My hope is that while library music might get completely upended by all this, there will be lots of new opportunities for AI- assisted composing to actually get composers more work. Here are some utopian scenarios:
– films become game-ified choose-your-own-adventure experiences, much like how Netflix has started doing. The score goes from being 45 minutes – 1 hour to over 4 hours to cover all the options the user can choose.

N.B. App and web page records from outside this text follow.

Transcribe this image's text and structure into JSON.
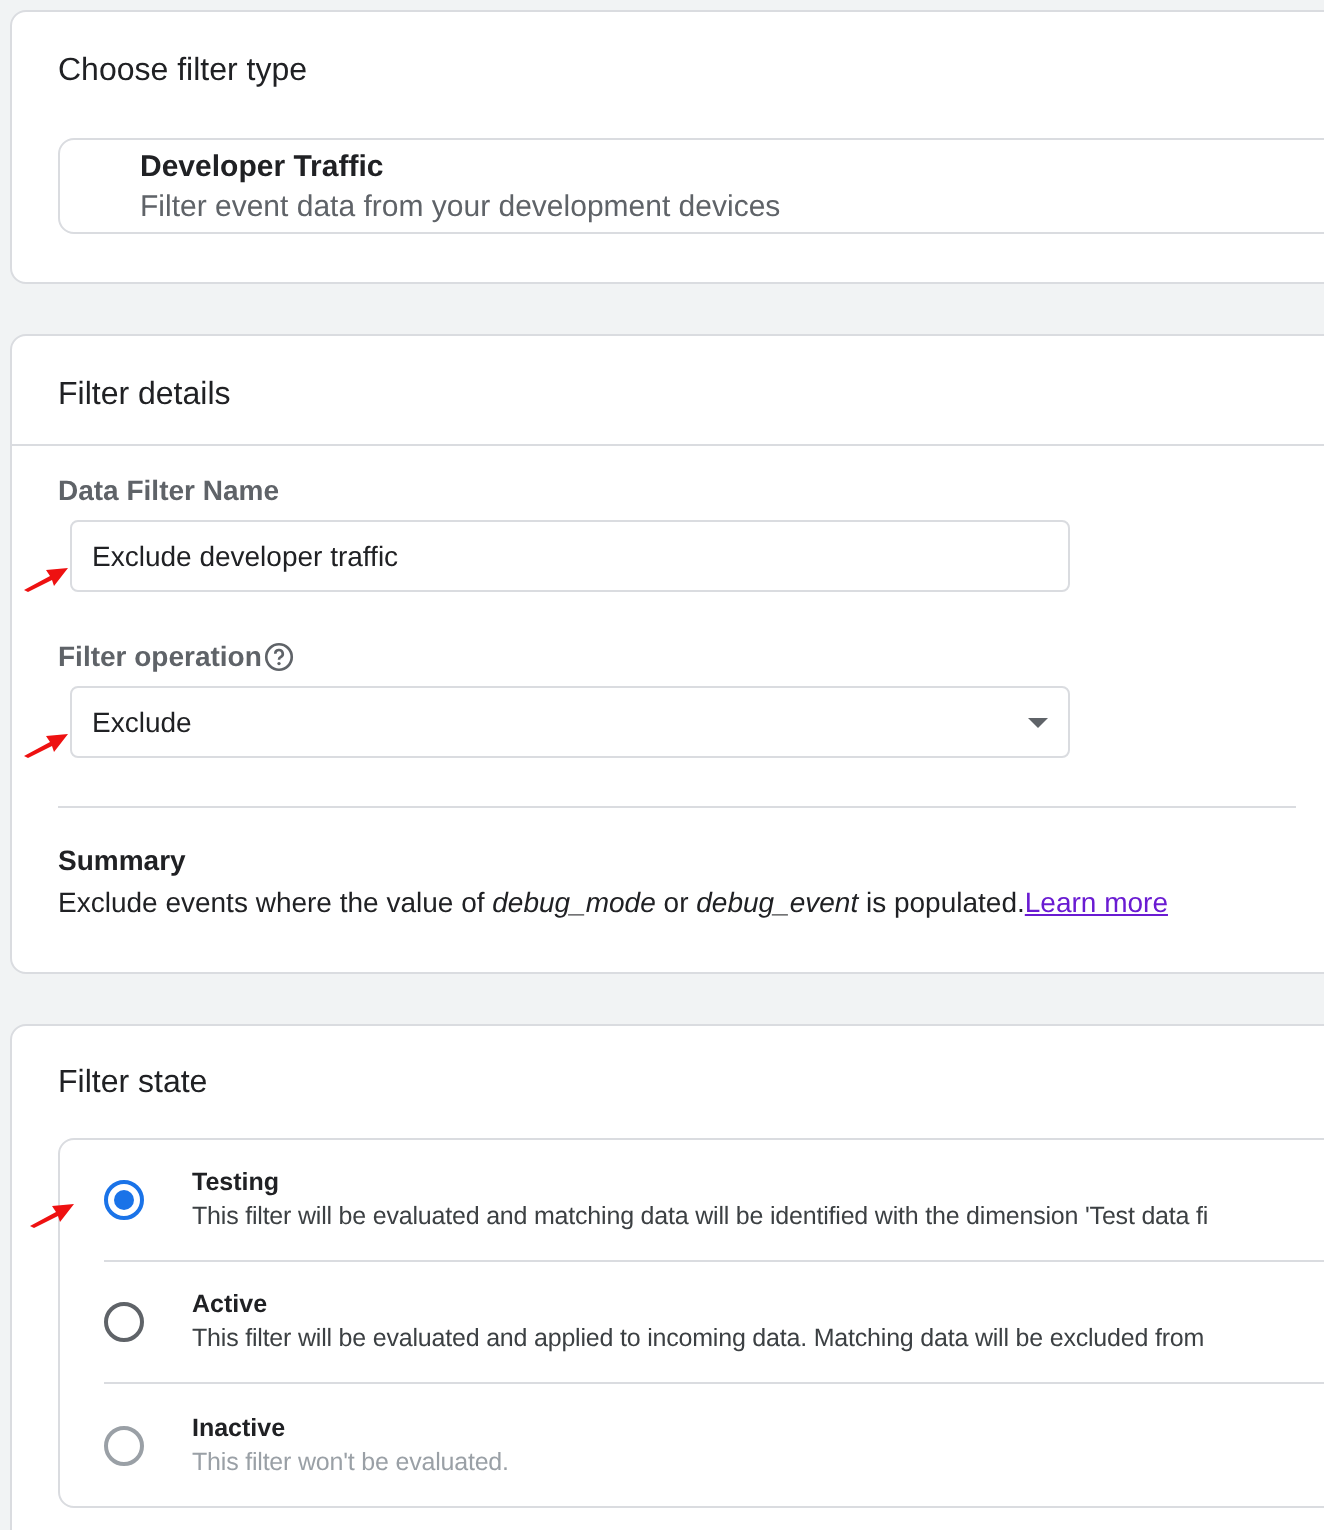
{
  "filter_type": {
    "title": "Choose filter type",
    "option": {
      "name": "Developer Traffic",
      "description": "Filter event data from your development devices"
    }
  },
  "filter_details": {
    "title": "Filter details",
    "name_field": {
      "label": "Data Filter Name",
      "value": "Exclude developer traffic"
    },
    "operation_field": {
      "label": "Filter operation",
      "value": "Exclude"
    },
    "summary": {
      "title": "Summary",
      "text": "Exclude events where the value of *debug_mode* or *debug_event* is populated.",
      "link": "Learn more"
    }
  },
  "filter_state": {
    "title": "Filter state",
    "options": [
      {
        "label": "Testing",
        "description": "This filter will be evaluated and matching data will be identified with the dimension 'Test data fi",
        "selected": true,
        "disabled": false
      },
      {
        "label": "Active",
        "description": "This filter will be evaluated and applied to incoming data. Matching data will be excluded from",
        "selected": false,
        "disabled": false
      },
      {
        "label": "Inactive",
        "description": "This filter won't be evaluated.",
        "selected": false,
        "disabled": true
      }
    ]
  }
}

AI helps a composer stretch out their music by generating cues based on a set of themes and palette the composer establishes for the whole project.

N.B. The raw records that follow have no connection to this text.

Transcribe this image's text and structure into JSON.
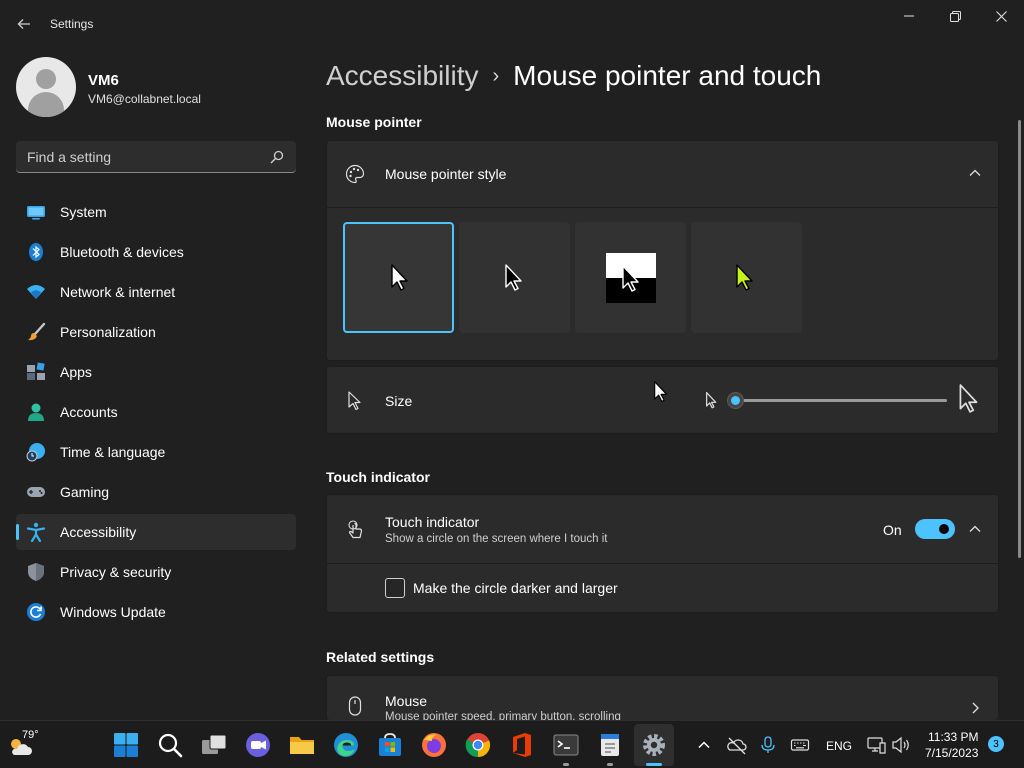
{
  "window": {
    "title": "Settings",
    "back_icon": "arrow-left-icon",
    "controls": [
      "minimize-icon",
      "restore-icon",
      "close-icon"
    ]
  },
  "profile": {
    "name": "VM6",
    "email": "VM6@collabnet.local"
  },
  "search": {
    "placeholder": "Find a setting"
  },
  "sidebar": {
    "items": [
      {
        "label": "System",
        "icon": "monitor-icon"
      },
      {
        "label": "Bluetooth & devices",
        "icon": "bluetooth-icon"
      },
      {
        "label": "Network & internet",
        "icon": "wifi-icon"
      },
      {
        "label": "Personalization",
        "icon": "paintbrush-icon"
      },
      {
        "label": "Apps",
        "icon": "apps-icon"
      },
      {
        "label": "Accounts",
        "icon": "person-icon"
      },
      {
        "label": "Time & language",
        "icon": "globe-clock-icon"
      },
      {
        "label": "Gaming",
        "icon": "gamepad-icon"
      },
      {
        "label": "Accessibility",
        "icon": "accessibility-icon",
        "active": true
      },
      {
        "label": "Privacy & security",
        "icon": "shield-icon"
      },
      {
        "label": "Windows Update",
        "icon": "refresh-icon"
      }
    ]
  },
  "breadcrumb": {
    "parent": "Accessibility",
    "separator": "›",
    "current": "Mouse pointer and touch"
  },
  "mouse_pointer": {
    "section_title": "Mouse pointer",
    "style_label": "Mouse pointer style",
    "style_options": [
      "white-pointer",
      "black-pointer",
      "inverted-pointer",
      "custom-color-pointer"
    ],
    "selected_style": 0,
    "custom_color": "#c6f219",
    "size_label": "Size",
    "size_value": 0
  },
  "touch": {
    "section_title": "Touch indicator",
    "label": "Touch indicator",
    "description": "Show a circle on the screen where I touch it",
    "state_text": "On",
    "enabled": true,
    "checkbox_label": "Make the circle darker and larger",
    "checkbox_checked": false
  },
  "related": {
    "section_title": "Related settings",
    "mouse_label": "Mouse",
    "mouse_description": "Mouse pointer speed, primary button, scrolling"
  },
  "taskbar": {
    "weather_temp": "79°",
    "apps": [
      "start-icon",
      "search-icon",
      "task-view-icon",
      "teams-chat-icon",
      "file-explorer-icon",
      "edge-icon",
      "store-icon",
      "firefox-icon",
      "chrome-icon",
      "office-icon",
      "terminal-icon",
      "notepad-icon",
      "settings-icon"
    ],
    "language": "ENG",
    "time": "11:33 PM",
    "date": "7/15/2023",
    "notification_count": "3"
  },
  "colors": {
    "accent": "#4cc2ff",
    "background": "#202020",
    "card": "#2b2b2b"
  }
}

– augmented reality real time, real life scoring – human composers create a pool of assets – themes, palette, different emotional content, and the AI draws from all those in real time for someone who wants to put on their AR googles on experience life scored like a movie.April 12, 2019 at 10:22 pm in reply to: Library offering 25% sync and 50% direct performance; is this a fair request? #32080
I can’t think of any reason I’d recommend a library that took 75% of the licensing without paying a lot of money upfront, except if they never really licensed anything and solely focused on royalties. Even then, I’d be dubious.April 11, 2019 at 11:00 pm in reply to: Library offering 25% sync and 50% direct performance; is this a fair request? #32060

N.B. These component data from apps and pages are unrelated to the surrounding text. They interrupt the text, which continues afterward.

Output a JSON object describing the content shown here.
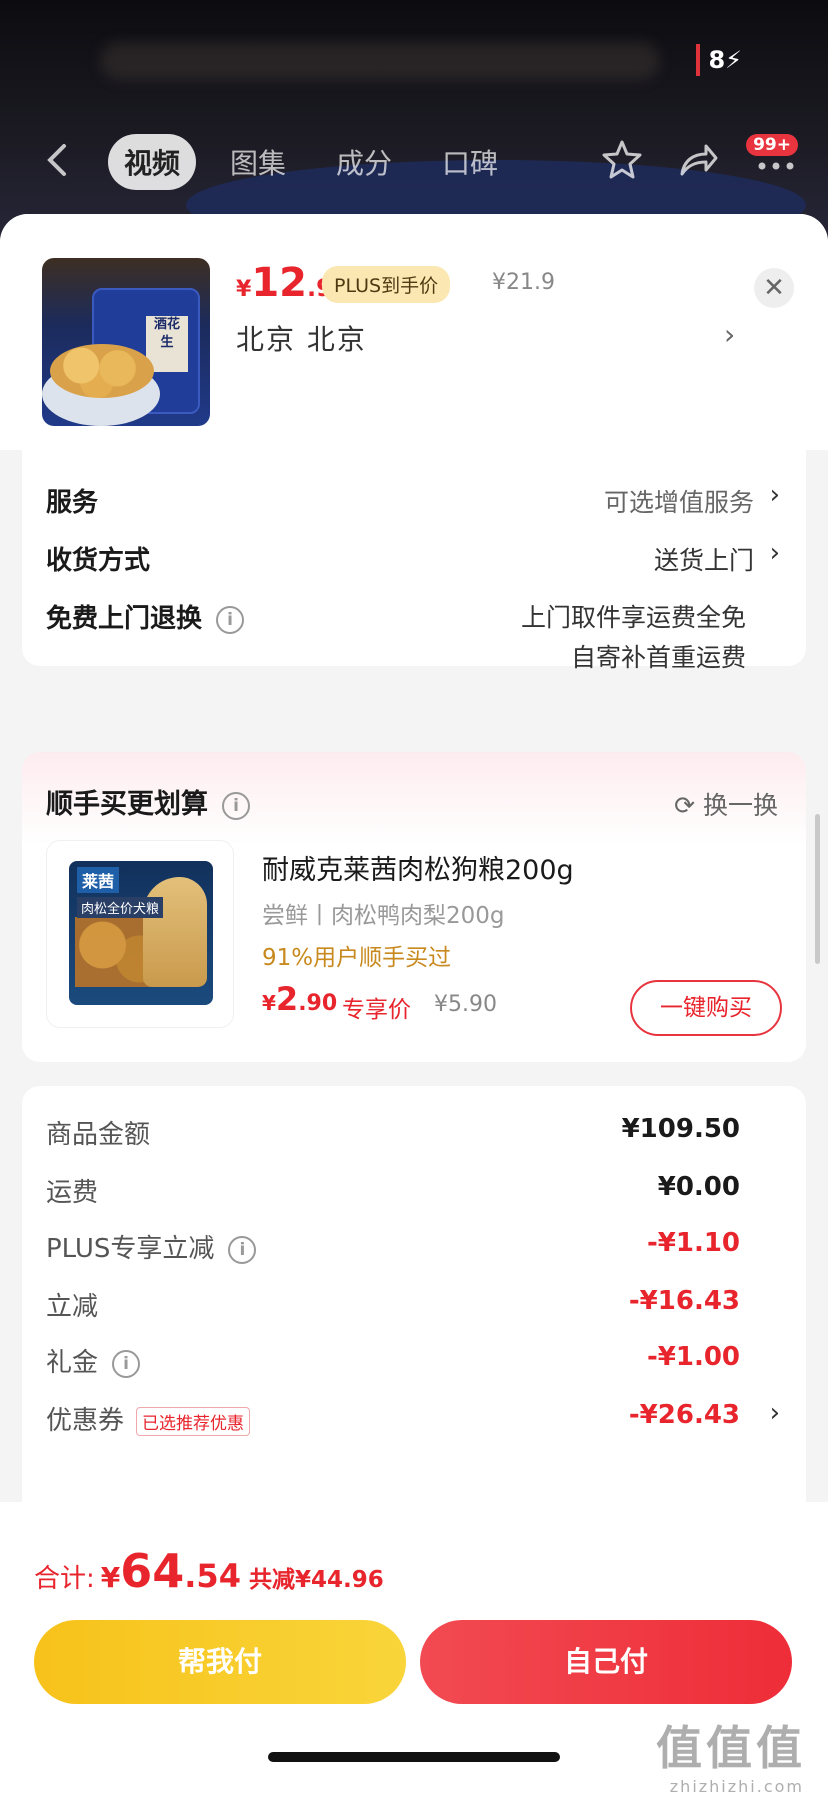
{
  "status": {
    "battery": "8"
  },
  "nav": {
    "tabs": [
      {
        "label": "视频",
        "active": true
      },
      {
        "label": "图集",
        "active": false
      },
      {
        "label": "成分",
        "active": false
      },
      {
        "label": "口碑",
        "active": false
      }
    ],
    "badge": "99+"
  },
  "product": {
    "price_symbol": "¥",
    "price_int": "12",
    "price_dec": ".9",
    "plus_tag": "PLUS到手价",
    "original_price": "¥21.9",
    "address": "北京  北京"
  },
  "options": {
    "service_label": "服务",
    "service_value": "可选增值服务",
    "delivery_label": "收货方式",
    "delivery_value": "送货上门",
    "return_label": "免费上门退换",
    "return_line1": "上门取件享运费全免",
    "return_line2": "自寄补首重运费"
  },
  "addon": {
    "title": "顺手买更划算",
    "refresh_label": "换一换",
    "product_name": "耐威克莱茜肉松狗粮200g",
    "spec": "尝鲜丨肉松鸭肉梨200g",
    "bought_text": "91%用户顺手买过",
    "price_symbol": "¥",
    "price_int": "2",
    "price_dec": ".90",
    "exclusive_label": "专享价",
    "original_price": "¥5.90",
    "buy_button": "一键购买",
    "image_brand": "莱茜",
    "image_name": "肉松全价犬粮"
  },
  "summary": {
    "items": [
      {
        "label": "商品金额",
        "value": "¥109.50"
      },
      {
        "label": "运费",
        "value": "¥0.00"
      },
      {
        "label": "PLUS专享立减",
        "value": "-¥1.10"
      },
      {
        "label": "立减",
        "value": "-¥16.43"
      },
      {
        "label": "礼金",
        "value": "-¥1.00"
      },
      {
        "label": "优惠券",
        "value": "-¥26.43",
        "tag": "已选推荐优惠"
      }
    ]
  },
  "footer": {
    "total_label": "合计:",
    "total_symbol": "¥",
    "total_int": "64",
    "total_dec": ".54",
    "savings": "共减¥44.96",
    "help_pay": "帮我付",
    "self_pay": "自己付"
  },
  "watermark": {
    "main": "值值值",
    "sub": "zhizhizhi.com"
  },
  "colors": {
    "accent_red": "#e8242c",
    "plus_gold": "#fbe7b1",
    "help_yellow": "#f7c21a"
  }
}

If they’re not paying you upfront, it’s an insult to ask for more than 50% of the licensing. You’re literally giving them ownership of this music for free, FOREVER.
what would be your sound advice for those whose willing to stick it out the next 10-15 years?
If I can throw in my $0.02’s worth, this would be my advice:
1) write / produce the very best music you can, as fast as you can make it your best work.
There’s little point in churning out mediocre music these days. I speak from experience that two or three great sounding tracks can make 1000 times more than 50 lame tracks that were rushed out the door.
2) there might be an AI apocalypse for library music in 10 – 15 years, so make hay while the sun shines. It might not be AI writing and finishing music from start to finish (highly unlikely for at least the next decade) but we’ll probably start to see good AI -assisted writing become commonplace within ten years. This will probably decimate library music composers because it will mean every composer can now write much much more music than previously possible.
If, before we get to that point, you have a lot of music in episodes of TV shows, those re-runs will at least keep you going for a while.
3) focus on music that is harder for a kid with some loops and good samples in Garageband to put together, because a) there are more of those coming online every day, and b) that’s the kind of music that will be easy for AI to do first. Maybe record live instruments to sweeten your samples – further giving your music longevity.
4) be patient with the money, but be impatient with getting music out into the world (into good libraries).
So, do you think the main income source for the average composer nowadays is performance royalties or sync fees? I’ve been reading everywhere that PROs are paying less and less.
I write mostly for trailers, a little for TV, film and games. I’ve been doing trailer music for over a decade so I get a decent stream of placements, but royalties still make up about 50% – 60% of my total income… the trailer placements are just nice bonuses but the steady money is from TV air time.
pretty much the same experience as working with AdRev (the Haawk founder actually founded and then sold AdRev for millions), but a slightly better rate.